::: Data to process

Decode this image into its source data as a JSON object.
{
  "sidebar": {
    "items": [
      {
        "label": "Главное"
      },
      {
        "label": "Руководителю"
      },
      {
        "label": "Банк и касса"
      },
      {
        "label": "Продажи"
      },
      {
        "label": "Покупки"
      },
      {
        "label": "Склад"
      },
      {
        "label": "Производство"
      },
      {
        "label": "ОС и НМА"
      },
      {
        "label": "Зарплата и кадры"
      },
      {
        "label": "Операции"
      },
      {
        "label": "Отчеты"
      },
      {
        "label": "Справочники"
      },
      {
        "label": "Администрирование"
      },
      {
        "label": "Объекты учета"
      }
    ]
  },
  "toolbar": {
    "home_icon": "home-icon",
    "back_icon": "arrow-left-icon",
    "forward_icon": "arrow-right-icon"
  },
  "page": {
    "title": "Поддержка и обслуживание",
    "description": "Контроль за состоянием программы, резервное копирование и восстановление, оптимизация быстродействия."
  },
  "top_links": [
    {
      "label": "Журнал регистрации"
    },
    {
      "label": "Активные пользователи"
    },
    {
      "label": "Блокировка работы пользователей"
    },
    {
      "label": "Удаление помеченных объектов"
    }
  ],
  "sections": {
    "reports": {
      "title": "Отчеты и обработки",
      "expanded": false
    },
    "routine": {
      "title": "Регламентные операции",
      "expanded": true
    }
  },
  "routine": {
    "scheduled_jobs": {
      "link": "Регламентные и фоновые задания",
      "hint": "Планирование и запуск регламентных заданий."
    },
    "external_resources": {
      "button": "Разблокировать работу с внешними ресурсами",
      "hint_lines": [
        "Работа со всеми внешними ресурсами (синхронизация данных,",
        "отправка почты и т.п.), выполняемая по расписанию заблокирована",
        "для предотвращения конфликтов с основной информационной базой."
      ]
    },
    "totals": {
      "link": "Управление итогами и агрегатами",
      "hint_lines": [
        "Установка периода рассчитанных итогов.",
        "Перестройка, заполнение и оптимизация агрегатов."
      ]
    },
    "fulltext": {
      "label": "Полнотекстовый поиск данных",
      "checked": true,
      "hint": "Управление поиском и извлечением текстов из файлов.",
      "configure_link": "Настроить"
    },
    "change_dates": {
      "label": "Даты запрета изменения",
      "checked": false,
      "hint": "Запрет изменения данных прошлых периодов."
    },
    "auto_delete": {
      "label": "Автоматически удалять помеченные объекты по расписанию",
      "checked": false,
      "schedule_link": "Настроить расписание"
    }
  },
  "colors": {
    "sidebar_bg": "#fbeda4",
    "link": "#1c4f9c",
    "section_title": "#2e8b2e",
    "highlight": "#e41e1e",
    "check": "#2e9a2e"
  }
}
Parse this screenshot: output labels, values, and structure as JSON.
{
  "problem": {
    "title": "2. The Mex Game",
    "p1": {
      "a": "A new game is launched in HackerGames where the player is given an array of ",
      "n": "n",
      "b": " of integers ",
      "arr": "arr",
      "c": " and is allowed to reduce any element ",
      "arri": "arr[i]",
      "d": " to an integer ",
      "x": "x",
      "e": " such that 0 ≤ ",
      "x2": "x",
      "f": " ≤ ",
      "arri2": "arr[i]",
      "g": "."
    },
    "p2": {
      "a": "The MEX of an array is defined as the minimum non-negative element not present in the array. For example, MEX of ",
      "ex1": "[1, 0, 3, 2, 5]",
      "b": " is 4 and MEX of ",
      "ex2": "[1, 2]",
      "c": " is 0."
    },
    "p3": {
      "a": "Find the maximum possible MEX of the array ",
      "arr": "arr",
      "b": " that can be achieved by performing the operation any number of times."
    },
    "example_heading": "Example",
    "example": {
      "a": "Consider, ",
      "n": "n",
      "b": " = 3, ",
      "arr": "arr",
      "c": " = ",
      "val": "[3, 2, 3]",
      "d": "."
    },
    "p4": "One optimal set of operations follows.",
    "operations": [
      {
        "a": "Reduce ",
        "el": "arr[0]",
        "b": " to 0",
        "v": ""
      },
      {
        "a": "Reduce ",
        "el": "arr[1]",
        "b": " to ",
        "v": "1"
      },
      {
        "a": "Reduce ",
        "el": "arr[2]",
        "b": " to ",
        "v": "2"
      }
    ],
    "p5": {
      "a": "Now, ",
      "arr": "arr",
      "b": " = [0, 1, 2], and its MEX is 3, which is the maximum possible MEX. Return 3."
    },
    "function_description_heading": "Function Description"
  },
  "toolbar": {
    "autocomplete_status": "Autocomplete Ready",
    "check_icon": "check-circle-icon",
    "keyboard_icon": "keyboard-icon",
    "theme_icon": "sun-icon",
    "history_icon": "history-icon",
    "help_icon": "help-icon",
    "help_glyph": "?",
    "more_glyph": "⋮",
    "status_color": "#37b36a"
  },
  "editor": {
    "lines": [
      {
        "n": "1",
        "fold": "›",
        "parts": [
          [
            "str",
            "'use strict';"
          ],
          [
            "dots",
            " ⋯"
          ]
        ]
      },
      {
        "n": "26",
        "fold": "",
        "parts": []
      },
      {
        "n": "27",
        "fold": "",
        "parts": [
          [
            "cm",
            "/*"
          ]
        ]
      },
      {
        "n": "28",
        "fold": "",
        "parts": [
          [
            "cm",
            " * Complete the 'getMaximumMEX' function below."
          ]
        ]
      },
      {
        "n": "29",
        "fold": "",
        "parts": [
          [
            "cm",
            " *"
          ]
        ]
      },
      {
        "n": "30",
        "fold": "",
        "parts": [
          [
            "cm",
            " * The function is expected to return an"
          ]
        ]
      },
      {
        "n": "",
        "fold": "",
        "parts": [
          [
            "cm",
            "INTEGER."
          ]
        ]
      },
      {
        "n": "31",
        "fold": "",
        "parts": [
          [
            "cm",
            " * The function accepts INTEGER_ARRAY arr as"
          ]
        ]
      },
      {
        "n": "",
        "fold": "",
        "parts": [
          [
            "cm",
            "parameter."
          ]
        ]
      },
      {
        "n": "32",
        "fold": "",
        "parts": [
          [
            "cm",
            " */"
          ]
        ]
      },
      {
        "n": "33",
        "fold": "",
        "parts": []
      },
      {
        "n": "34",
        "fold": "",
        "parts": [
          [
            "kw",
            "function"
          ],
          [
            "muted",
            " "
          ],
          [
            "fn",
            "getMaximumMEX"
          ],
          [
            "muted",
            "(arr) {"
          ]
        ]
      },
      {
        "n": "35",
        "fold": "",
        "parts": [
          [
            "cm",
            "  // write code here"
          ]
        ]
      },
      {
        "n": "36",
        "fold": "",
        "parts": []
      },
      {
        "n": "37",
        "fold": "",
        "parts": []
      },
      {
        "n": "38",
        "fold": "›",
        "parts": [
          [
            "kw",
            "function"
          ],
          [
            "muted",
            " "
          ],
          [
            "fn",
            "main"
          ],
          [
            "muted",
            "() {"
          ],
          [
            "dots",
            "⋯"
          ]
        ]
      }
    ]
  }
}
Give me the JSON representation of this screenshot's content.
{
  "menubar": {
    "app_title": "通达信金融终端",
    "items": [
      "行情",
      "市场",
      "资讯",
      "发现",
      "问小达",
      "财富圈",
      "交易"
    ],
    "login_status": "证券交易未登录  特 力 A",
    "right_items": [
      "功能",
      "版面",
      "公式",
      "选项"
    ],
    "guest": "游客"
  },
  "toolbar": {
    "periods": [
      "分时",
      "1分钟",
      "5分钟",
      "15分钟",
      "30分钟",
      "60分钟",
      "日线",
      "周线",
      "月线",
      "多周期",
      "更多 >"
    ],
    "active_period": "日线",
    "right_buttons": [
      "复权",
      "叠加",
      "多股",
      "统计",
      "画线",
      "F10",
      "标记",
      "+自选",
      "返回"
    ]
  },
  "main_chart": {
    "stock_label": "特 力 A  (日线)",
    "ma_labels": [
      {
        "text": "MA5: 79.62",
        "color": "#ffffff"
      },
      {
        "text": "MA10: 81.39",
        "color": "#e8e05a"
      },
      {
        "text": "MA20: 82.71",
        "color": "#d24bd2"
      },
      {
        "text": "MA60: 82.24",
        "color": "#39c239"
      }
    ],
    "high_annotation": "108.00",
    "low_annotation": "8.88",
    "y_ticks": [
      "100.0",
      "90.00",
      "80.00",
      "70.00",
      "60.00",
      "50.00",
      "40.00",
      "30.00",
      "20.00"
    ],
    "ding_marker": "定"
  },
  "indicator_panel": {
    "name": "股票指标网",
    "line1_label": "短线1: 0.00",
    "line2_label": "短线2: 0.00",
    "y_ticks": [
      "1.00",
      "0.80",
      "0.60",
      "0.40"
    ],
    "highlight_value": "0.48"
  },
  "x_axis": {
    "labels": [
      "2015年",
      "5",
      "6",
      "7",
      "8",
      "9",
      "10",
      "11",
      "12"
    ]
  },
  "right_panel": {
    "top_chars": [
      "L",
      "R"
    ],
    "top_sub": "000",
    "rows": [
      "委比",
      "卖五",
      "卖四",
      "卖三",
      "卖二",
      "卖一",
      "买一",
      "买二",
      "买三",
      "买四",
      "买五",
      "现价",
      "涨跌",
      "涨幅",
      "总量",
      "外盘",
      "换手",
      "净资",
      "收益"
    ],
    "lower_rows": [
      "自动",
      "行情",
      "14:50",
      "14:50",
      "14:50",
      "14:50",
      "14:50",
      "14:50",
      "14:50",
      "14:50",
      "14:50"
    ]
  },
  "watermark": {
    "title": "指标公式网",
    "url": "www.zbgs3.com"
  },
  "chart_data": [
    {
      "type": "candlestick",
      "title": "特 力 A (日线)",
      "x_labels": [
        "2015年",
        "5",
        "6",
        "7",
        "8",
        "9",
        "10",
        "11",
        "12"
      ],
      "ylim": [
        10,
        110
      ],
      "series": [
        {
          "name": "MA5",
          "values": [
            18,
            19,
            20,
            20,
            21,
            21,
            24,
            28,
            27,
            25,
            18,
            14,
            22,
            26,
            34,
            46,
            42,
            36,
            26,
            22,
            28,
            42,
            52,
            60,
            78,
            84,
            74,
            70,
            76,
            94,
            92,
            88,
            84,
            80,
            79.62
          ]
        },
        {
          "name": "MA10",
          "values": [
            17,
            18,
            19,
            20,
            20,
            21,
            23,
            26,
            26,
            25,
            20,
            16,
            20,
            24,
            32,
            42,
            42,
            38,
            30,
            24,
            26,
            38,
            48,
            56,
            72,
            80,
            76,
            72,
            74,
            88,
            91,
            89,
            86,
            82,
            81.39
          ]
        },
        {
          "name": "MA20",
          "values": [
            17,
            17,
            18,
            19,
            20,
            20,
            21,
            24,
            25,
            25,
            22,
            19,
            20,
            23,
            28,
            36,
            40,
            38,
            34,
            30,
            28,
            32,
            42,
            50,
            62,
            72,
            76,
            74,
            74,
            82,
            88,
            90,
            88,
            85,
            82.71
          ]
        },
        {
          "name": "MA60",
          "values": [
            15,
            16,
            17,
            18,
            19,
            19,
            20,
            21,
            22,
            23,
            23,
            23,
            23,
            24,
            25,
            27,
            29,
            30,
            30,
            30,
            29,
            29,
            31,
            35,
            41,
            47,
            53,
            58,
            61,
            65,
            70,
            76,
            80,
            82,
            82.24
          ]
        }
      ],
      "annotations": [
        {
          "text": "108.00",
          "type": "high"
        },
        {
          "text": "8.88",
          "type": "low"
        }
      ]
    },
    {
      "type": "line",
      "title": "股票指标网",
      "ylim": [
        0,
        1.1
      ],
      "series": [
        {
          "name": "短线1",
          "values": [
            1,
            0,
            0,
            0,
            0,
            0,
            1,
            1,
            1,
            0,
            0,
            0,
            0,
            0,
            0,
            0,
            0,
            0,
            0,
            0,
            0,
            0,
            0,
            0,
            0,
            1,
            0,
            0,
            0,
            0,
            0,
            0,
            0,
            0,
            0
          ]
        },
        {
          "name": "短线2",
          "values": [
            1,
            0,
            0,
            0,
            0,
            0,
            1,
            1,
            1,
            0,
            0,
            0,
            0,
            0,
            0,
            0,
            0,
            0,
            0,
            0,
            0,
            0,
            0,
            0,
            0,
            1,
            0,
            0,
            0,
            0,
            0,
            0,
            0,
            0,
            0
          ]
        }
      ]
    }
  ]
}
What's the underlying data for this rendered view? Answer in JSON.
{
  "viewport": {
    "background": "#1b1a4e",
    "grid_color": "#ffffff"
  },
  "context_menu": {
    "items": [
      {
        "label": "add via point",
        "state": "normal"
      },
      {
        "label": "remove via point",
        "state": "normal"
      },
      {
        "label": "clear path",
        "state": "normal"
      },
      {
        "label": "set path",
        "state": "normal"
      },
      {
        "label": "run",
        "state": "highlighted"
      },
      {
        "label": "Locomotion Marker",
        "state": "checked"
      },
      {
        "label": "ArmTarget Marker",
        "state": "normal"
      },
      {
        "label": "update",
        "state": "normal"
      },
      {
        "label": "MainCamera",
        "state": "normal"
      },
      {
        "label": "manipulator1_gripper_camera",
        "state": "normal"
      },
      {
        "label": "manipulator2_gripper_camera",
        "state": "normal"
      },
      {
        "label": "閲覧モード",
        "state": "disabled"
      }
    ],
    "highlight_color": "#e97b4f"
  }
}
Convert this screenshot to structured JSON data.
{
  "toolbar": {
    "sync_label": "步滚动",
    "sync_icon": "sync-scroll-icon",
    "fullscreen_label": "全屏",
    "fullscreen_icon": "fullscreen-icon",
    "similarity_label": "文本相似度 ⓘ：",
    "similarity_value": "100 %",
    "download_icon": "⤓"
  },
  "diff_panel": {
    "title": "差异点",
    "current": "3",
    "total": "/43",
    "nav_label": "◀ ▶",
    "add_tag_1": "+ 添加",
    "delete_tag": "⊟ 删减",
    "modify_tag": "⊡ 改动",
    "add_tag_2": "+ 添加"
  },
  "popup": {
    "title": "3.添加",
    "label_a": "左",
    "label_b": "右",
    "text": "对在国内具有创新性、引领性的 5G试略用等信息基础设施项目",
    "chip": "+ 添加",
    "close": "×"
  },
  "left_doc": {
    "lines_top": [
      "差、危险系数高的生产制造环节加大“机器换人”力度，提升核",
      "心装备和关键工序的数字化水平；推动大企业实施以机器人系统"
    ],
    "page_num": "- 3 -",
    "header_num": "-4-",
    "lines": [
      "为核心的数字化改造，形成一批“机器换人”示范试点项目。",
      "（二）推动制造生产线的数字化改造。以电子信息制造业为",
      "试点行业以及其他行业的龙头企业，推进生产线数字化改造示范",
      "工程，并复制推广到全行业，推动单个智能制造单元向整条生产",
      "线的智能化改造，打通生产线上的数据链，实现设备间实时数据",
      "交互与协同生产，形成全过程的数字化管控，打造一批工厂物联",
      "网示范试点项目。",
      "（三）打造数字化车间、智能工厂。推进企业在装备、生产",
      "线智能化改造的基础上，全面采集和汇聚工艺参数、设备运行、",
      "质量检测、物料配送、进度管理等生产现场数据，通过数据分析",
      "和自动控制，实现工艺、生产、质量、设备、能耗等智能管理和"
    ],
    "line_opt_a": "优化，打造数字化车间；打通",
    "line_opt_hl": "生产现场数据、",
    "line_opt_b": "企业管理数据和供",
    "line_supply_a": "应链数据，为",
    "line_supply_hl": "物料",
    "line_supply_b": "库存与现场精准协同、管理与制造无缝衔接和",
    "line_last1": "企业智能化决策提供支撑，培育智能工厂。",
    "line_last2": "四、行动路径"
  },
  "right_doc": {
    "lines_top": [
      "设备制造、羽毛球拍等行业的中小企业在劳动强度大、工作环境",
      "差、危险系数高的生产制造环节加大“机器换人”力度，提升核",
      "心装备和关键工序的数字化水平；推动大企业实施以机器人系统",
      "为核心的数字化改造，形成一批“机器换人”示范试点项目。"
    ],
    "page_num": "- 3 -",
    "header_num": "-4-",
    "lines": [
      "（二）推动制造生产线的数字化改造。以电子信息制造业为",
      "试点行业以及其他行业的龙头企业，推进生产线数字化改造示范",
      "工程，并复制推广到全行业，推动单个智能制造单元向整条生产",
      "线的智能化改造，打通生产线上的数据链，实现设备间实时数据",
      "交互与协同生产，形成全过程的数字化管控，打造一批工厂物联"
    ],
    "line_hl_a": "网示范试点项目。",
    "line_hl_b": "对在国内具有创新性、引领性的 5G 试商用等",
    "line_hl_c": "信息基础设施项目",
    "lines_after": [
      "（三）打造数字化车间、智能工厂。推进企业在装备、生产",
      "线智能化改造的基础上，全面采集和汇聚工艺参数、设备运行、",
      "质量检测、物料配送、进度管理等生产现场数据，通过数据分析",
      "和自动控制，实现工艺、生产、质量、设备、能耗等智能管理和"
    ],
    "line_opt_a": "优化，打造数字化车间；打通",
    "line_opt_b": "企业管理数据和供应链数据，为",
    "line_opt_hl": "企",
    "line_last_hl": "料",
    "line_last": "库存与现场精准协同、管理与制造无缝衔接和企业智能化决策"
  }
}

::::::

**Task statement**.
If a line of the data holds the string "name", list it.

**Answer to the problem**.
    "name": "股票指标网",
          "name": "MA5",
          "name": "MA10",
          "name": "MA20",
          "name": "MA60",
          "name": "短线1",
          "name": "短线2",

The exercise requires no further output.